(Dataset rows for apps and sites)
'''

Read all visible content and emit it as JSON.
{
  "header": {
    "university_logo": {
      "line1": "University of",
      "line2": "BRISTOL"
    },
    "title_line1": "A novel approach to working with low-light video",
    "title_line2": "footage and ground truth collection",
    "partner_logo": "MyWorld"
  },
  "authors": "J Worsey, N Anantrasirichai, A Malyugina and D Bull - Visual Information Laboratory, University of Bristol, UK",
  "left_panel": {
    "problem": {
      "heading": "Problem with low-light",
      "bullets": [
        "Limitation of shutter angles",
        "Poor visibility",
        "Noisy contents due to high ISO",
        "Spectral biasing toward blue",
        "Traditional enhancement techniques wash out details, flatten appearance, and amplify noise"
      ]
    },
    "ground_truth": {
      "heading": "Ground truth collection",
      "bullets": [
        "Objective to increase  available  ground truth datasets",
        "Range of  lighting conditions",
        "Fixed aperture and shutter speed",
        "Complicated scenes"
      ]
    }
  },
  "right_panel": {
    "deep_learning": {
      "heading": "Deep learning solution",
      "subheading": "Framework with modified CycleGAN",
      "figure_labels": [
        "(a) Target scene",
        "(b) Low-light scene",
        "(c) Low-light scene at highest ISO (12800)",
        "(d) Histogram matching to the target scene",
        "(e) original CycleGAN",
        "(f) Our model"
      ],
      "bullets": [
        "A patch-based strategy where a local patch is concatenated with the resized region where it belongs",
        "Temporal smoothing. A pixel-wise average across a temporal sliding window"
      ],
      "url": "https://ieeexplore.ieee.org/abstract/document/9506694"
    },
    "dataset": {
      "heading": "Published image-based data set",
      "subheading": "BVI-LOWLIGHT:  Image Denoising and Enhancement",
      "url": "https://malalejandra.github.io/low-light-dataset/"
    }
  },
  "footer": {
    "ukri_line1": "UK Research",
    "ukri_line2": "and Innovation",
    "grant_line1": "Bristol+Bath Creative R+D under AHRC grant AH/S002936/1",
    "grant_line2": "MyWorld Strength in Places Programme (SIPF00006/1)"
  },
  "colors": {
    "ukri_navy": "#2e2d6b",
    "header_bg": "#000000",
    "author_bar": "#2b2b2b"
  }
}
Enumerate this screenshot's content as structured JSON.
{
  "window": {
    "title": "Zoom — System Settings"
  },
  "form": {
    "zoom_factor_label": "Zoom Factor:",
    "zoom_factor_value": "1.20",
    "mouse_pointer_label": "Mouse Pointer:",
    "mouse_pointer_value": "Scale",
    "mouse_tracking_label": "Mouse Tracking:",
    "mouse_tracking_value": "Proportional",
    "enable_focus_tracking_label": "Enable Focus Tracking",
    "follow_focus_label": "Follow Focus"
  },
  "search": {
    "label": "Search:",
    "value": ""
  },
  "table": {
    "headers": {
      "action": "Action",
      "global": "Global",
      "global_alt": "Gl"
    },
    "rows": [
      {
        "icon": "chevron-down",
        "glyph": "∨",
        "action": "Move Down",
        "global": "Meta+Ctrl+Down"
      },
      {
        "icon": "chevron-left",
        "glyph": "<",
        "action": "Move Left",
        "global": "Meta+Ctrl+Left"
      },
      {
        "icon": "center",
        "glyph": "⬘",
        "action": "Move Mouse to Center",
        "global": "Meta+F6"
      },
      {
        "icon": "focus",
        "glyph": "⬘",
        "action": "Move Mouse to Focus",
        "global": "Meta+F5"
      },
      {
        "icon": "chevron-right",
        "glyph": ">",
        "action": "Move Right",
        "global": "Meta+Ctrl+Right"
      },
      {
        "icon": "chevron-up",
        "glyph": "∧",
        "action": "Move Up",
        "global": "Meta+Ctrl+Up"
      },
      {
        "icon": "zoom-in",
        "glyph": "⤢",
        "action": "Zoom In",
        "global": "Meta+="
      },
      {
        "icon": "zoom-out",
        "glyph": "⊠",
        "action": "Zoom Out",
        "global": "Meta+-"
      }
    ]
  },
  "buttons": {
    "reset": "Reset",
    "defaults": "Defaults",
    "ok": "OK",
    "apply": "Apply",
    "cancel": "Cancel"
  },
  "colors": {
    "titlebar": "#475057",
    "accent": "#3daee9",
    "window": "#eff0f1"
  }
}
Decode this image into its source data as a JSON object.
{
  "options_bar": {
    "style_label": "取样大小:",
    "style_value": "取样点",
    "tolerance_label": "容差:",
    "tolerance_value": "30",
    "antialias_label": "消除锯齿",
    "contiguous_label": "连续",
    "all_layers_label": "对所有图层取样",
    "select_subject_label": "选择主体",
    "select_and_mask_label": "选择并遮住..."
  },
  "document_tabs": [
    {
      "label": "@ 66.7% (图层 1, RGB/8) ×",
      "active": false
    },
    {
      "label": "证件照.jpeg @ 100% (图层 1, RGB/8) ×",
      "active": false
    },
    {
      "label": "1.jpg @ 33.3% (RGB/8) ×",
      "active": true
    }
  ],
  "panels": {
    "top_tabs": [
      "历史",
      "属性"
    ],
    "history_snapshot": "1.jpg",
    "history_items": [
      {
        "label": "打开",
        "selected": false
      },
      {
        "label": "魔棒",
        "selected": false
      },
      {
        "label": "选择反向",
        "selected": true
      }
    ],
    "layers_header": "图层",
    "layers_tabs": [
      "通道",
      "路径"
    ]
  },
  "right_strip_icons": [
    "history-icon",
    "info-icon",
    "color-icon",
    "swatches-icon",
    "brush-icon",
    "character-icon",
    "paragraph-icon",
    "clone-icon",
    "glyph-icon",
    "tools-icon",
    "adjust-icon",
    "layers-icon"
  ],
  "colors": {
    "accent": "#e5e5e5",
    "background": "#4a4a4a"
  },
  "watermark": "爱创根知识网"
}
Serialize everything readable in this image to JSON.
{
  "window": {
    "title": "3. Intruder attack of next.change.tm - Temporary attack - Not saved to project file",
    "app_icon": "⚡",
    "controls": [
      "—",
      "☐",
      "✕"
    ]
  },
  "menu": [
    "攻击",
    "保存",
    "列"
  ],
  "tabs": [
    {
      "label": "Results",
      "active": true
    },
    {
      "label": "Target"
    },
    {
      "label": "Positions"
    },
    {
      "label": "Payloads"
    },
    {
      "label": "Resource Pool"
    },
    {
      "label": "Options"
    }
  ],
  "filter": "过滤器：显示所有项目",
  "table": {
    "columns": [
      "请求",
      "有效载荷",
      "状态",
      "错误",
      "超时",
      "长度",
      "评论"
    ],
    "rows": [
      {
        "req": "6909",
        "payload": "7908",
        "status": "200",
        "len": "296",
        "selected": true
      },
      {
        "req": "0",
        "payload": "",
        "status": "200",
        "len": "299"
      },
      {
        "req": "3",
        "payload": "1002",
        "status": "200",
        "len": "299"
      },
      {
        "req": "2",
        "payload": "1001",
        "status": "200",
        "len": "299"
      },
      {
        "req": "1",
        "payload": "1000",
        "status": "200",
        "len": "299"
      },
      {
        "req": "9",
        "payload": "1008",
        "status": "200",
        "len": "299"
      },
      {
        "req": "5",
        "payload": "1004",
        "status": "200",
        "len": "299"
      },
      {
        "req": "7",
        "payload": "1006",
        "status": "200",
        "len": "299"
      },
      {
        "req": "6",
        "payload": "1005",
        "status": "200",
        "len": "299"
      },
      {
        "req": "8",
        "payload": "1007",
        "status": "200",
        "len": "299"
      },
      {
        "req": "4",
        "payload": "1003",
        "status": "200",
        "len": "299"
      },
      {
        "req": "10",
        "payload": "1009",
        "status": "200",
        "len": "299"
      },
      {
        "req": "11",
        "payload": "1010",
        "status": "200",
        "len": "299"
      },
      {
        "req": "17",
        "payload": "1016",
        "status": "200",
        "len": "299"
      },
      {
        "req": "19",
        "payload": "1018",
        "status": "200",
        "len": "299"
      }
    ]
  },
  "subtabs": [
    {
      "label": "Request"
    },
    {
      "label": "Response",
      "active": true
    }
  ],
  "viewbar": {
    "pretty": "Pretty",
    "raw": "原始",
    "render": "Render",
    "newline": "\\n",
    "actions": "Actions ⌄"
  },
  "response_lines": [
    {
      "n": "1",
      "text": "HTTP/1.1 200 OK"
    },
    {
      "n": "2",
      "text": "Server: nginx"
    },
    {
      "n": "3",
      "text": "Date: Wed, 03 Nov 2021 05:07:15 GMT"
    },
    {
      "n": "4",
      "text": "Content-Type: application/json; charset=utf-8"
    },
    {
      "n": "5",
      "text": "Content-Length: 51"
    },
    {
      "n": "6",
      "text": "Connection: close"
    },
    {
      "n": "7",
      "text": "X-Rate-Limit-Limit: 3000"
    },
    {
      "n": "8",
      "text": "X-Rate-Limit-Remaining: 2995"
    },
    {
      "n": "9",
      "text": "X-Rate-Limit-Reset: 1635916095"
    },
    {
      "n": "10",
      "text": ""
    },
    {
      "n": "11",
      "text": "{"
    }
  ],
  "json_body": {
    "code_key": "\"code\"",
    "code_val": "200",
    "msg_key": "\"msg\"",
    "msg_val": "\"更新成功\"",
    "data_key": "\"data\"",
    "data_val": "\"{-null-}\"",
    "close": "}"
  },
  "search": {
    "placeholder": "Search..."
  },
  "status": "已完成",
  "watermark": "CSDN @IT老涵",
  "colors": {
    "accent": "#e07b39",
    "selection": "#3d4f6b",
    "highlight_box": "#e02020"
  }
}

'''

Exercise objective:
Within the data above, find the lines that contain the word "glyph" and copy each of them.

Reply to the task:
        "glyph": "∨",
        "glyph": "<",
        "glyph": "⬘",
        "glyph": "⬘",
        "glyph": ">",
        "glyph": "∧",
        "glyph": "⤢",
        "glyph": "⊠",
    "glyph-icon",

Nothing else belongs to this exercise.